Please try again later. site Edition Verified download. I can't decide between 5 stars and 1 star. Sometime the book has brilliant analysis and ideas, while other times it is repetitive and tedious to read.

Some conclusions the author makes are based on very small statistical samples based on which one cannot make a conclusion! Paperback Verified download.

The Winner Effect

This book gives an amazing overview of how power changes people's psychology. The principles are spoken about in detail, and are delineated through anecdotes from politics, history, etc. Robertson includes psychological studies to back up his claims about how power deludes people's minds. In addition, the author speaks in depth about the neuroscience of success, particularly the effects of power on the endocrine system testosterone, dopamine, etc.

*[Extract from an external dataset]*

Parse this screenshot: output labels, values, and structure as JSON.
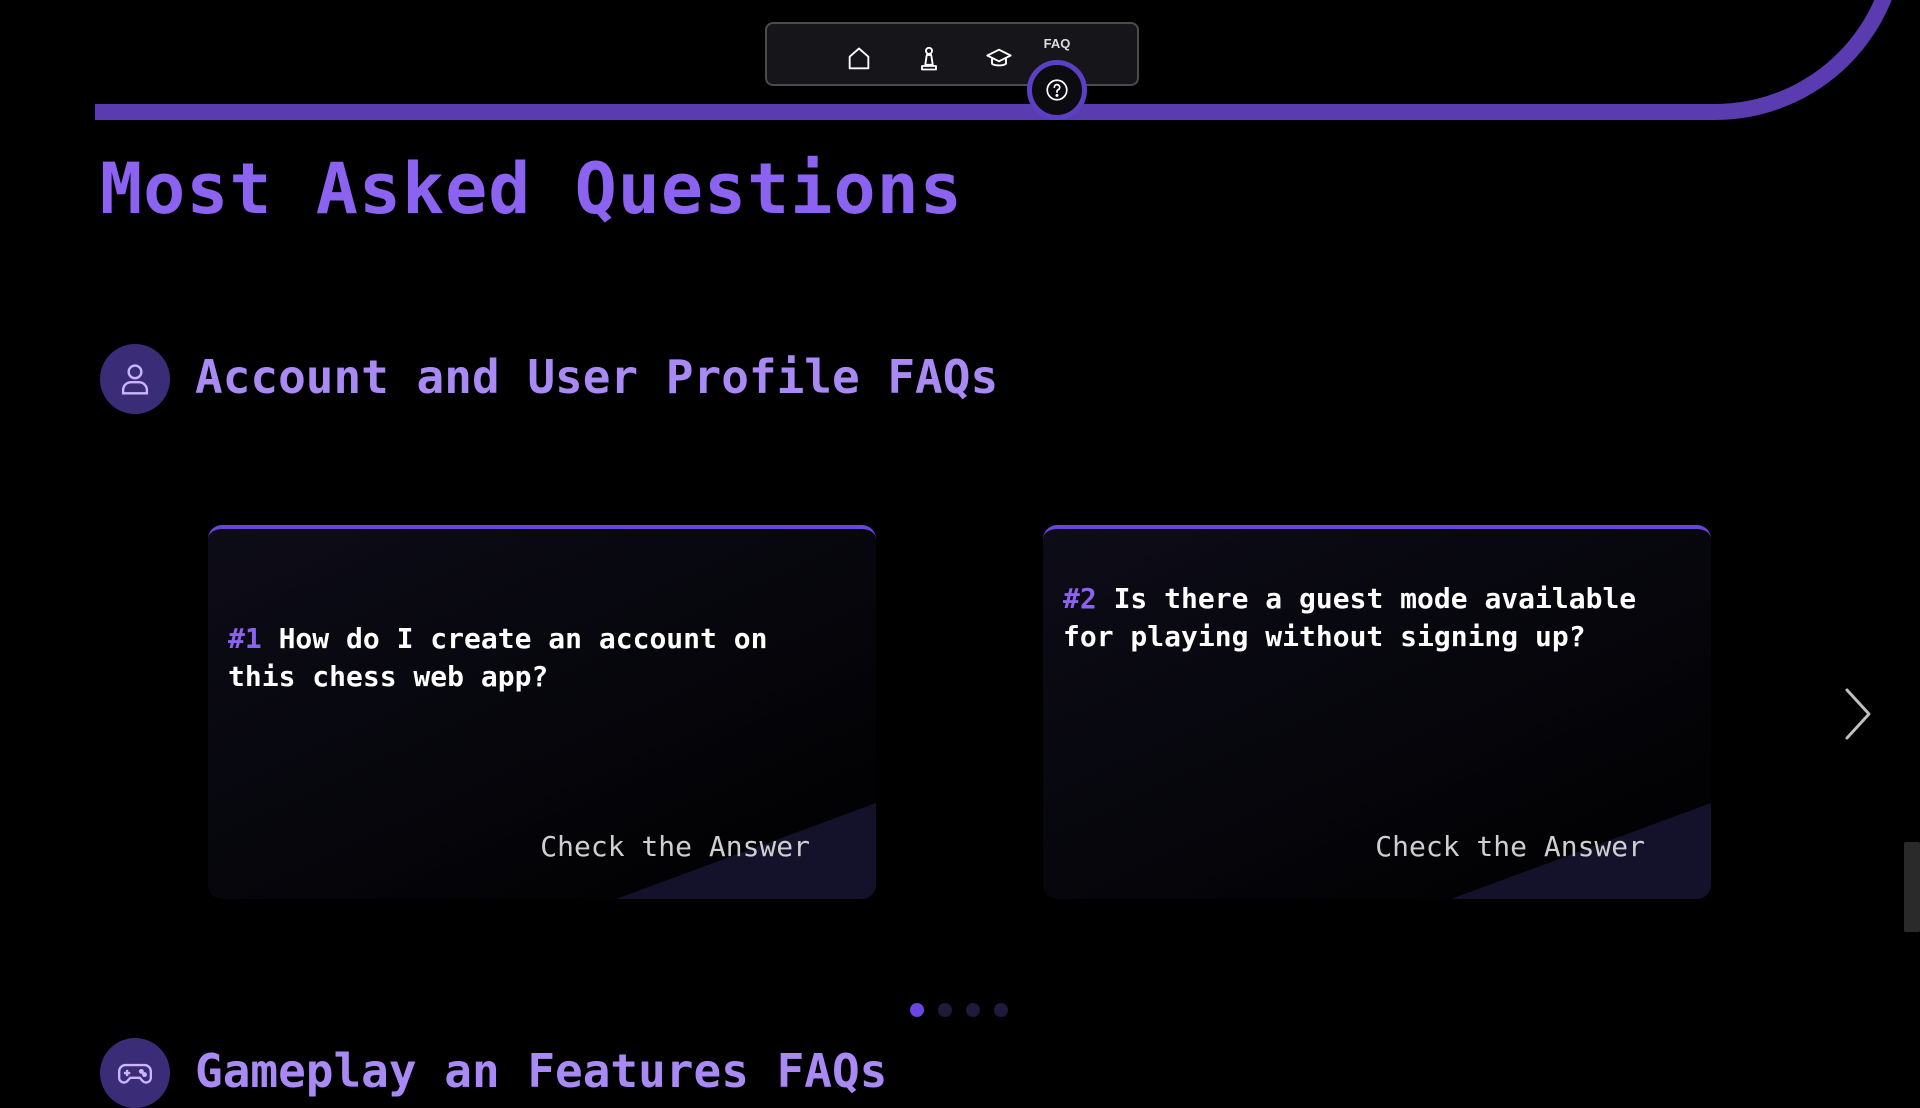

Highly recommended for anybody who is interested in learning about the science behind winners and losers. One person found this helpful.

Editorial Reviews

For those who are interested in understanding the at times counter intuitive effects of power on the human brain, this is an unprecedented piece. An absolute must read. The book is a collection of interesting tid bits here and there. Overall though the writer's style just didn't entertain me and I found finishing the book to be something I was dreading. This is a book that could be halved in length and made to be 10x better.

The Winner Effect

This book seemed almost self-consciously entertaining, as if Professor Ian Robertson was trying really hard not to come across as the academic that he is.

As a result, there's perhaps an over-emphasis on illustrative stories that don't always follow a logical sequence. Two major themes that stood out were the story of Paulo Picasso, the son of Pablo Picasso, and the story of Tony Blair and his need for power. Paulo Picasso lived in the shadow of his father, never achieved any notable success or happiness in life, and died at a young age.

Robertson's speculation about how Paulo and Pablo Picasso's brains were affected by Pablo's narcissism and ego is noteworthy because success, fame, wealth, and power are so admired in the West, particularly in the U. Sadly, the Paulo Picasso story is almost a syndrome, repeated numerous times in wealthy, successful American families. Robertson depicts Tony Blair's excessive need for power as an example of the potential negative impacts that the hormone dopamine has on the brain and behavior of powerful individuals, leading to over-confidence and a view of people as objects.

The book does not go into depth on how to constructively deal with the need for power or how to reverse the affects on the brain of excess power. That may be the subject of his lectures, online courses, or follow up books.

Hardcover Verified download. Good book, really good insight on how the upward spiral if winning happens. See all 29 reviews. site Giveaway allows you to run promotional giveaways in order to create buzz, reward your audience, and attract new followers and customers. Learn more about site Giveaway. This item: The Winner Effect: The Neuroscience of Success and Failure.

Set up a giveaway.Opening the Mind's Eye: Macmillan Language: Success changes the chemistry of the brain, making you more focused, smarter, more confident and more aggressive. I liked that the work included Ireland and UK but I was keener on research experiments carried out on volunteers, than on analysing the words in Tony Blair's speeches. Are men more likely to be power junkies than women? The offices, each a breathtakingly glazed suite, were bathed in the soft green light of the nearby hills they overlooked so nobly.

The effect is as strong as any drug.